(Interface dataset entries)
==================================================
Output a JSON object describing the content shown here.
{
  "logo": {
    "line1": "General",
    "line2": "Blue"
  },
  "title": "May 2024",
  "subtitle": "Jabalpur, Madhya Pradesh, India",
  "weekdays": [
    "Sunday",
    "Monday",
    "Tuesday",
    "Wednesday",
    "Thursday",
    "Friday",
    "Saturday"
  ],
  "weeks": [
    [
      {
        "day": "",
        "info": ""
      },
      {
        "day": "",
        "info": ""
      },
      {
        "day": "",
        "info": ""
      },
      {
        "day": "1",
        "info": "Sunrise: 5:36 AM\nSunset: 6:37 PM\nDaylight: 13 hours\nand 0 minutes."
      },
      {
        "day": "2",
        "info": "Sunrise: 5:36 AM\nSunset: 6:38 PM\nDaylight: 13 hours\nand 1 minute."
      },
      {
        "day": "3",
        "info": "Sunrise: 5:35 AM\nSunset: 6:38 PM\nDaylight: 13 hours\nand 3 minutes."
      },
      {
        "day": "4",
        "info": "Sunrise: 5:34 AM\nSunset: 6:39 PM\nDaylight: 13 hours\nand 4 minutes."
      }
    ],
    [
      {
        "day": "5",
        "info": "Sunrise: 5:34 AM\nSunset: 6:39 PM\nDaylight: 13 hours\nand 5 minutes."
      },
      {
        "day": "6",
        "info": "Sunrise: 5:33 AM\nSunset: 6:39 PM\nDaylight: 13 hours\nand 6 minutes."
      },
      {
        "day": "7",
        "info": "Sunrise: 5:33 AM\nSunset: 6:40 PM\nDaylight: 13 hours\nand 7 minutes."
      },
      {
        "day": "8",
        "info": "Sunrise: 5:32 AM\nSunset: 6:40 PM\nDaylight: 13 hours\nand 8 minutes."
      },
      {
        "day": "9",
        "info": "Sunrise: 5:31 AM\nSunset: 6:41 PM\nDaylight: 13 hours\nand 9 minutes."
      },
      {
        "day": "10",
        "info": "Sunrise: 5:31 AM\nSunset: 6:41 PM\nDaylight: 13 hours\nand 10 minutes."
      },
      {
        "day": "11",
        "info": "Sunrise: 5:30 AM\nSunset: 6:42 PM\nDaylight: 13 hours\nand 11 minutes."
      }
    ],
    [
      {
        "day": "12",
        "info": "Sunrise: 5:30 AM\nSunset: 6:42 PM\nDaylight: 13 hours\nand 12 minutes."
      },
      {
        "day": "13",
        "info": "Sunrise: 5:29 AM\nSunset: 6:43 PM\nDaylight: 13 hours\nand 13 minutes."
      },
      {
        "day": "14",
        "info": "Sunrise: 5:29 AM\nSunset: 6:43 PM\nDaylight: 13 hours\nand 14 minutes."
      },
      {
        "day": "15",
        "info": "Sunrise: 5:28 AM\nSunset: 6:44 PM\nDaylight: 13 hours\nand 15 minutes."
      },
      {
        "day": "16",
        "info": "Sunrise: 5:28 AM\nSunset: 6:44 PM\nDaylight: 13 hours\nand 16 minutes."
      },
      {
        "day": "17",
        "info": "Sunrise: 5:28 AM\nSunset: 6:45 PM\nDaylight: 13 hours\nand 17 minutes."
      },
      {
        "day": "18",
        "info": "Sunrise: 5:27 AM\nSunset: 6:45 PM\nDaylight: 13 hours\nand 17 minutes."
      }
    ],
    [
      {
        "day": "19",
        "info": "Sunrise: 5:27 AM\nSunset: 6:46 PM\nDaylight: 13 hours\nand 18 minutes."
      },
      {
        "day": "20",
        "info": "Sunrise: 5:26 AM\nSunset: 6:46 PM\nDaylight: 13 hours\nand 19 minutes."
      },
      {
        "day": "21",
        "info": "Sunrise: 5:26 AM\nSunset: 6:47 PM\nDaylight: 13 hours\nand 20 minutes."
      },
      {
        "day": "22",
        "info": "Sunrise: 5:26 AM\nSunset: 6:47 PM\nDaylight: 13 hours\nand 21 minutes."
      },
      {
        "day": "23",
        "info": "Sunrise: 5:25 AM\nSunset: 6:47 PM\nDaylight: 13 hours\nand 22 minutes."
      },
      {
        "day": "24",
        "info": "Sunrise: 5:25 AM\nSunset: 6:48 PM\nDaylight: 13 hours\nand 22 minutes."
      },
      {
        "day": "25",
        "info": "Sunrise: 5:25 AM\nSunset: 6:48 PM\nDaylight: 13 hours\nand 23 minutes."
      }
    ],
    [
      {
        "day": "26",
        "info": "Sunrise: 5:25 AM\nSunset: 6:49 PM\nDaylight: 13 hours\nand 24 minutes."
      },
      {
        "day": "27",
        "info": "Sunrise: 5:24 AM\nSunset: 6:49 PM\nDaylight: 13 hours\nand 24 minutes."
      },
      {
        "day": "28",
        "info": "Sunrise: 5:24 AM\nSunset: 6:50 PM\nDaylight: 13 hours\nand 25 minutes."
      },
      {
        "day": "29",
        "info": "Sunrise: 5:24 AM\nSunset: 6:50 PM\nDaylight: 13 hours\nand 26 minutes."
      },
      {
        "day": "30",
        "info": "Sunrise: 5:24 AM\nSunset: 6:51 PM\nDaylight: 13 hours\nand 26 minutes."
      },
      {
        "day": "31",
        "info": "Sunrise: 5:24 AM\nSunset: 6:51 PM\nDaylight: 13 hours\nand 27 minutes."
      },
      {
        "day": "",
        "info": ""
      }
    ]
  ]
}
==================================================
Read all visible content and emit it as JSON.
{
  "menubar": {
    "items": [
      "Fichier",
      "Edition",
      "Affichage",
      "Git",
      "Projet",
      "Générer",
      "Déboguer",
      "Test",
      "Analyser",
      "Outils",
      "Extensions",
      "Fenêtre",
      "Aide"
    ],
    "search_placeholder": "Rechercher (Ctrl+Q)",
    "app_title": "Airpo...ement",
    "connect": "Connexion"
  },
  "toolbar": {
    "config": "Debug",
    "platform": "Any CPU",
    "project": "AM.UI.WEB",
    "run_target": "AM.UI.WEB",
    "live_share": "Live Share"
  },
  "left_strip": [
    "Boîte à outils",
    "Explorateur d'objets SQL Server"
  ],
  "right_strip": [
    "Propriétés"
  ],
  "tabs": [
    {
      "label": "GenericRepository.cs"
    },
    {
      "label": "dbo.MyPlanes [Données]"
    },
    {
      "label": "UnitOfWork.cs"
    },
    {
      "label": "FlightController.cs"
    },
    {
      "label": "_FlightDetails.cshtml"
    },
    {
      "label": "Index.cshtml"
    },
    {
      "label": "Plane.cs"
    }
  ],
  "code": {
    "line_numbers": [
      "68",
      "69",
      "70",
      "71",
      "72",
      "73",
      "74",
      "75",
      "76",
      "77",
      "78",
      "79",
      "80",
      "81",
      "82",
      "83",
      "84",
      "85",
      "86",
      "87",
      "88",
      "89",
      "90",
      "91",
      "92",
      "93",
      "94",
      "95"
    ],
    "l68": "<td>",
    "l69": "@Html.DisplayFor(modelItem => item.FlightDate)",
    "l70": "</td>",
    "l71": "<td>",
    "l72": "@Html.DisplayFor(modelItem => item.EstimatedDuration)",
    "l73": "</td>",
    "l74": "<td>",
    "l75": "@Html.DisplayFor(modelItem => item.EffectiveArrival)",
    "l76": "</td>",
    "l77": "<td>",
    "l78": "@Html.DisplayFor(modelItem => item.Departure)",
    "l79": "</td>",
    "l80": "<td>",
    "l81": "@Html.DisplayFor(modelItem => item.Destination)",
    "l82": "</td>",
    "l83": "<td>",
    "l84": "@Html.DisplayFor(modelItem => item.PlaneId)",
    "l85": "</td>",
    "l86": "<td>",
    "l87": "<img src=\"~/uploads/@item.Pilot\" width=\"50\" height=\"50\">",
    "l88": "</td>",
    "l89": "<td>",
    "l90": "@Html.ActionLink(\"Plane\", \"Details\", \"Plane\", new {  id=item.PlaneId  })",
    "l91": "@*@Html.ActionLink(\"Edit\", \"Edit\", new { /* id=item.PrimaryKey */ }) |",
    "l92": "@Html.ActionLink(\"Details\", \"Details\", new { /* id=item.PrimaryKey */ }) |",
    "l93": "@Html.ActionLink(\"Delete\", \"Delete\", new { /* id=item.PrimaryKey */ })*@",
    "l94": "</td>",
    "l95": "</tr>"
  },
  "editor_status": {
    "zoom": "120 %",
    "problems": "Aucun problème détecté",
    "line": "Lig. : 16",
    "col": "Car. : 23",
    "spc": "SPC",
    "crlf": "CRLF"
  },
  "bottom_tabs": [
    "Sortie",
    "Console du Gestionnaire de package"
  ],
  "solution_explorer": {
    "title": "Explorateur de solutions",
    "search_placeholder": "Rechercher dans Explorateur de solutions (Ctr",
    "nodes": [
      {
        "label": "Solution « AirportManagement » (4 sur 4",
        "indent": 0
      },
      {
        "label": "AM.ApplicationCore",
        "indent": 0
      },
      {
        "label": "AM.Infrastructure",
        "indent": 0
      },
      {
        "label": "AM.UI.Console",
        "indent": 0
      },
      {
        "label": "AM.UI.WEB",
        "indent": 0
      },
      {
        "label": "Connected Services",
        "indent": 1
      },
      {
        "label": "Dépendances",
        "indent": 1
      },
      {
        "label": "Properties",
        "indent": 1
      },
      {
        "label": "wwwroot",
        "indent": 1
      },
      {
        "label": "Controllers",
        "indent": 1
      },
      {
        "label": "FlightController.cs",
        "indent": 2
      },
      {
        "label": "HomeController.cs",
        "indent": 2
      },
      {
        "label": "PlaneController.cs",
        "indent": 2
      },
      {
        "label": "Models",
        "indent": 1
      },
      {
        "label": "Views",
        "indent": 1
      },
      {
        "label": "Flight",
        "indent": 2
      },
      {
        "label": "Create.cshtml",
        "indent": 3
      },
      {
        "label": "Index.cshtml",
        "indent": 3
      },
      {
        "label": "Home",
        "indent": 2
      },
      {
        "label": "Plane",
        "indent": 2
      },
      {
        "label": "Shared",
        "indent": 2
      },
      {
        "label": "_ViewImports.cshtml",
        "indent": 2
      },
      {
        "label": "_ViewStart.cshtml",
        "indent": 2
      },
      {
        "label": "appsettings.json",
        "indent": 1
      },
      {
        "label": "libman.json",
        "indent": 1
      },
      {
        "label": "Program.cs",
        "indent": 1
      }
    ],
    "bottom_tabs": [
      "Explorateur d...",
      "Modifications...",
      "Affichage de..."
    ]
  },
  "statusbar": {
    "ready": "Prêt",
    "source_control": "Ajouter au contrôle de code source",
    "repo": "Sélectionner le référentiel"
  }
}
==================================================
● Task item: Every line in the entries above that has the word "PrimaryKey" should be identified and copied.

● Answer:
    "l91": "@*@Html.ActionLink(\"Edit\", \"Edit\", new { /* id=item.PrimaryKey */ }) |",
    "l92": "@Html.ActionLink(\"Details\", \"Details\", new { /* id=item.PrimaryKey */ }) |",
    "l93": "@Html.ActionLink(\"Delete\", \"Delete\", new { /* id=item.PrimaryKey */ })*@",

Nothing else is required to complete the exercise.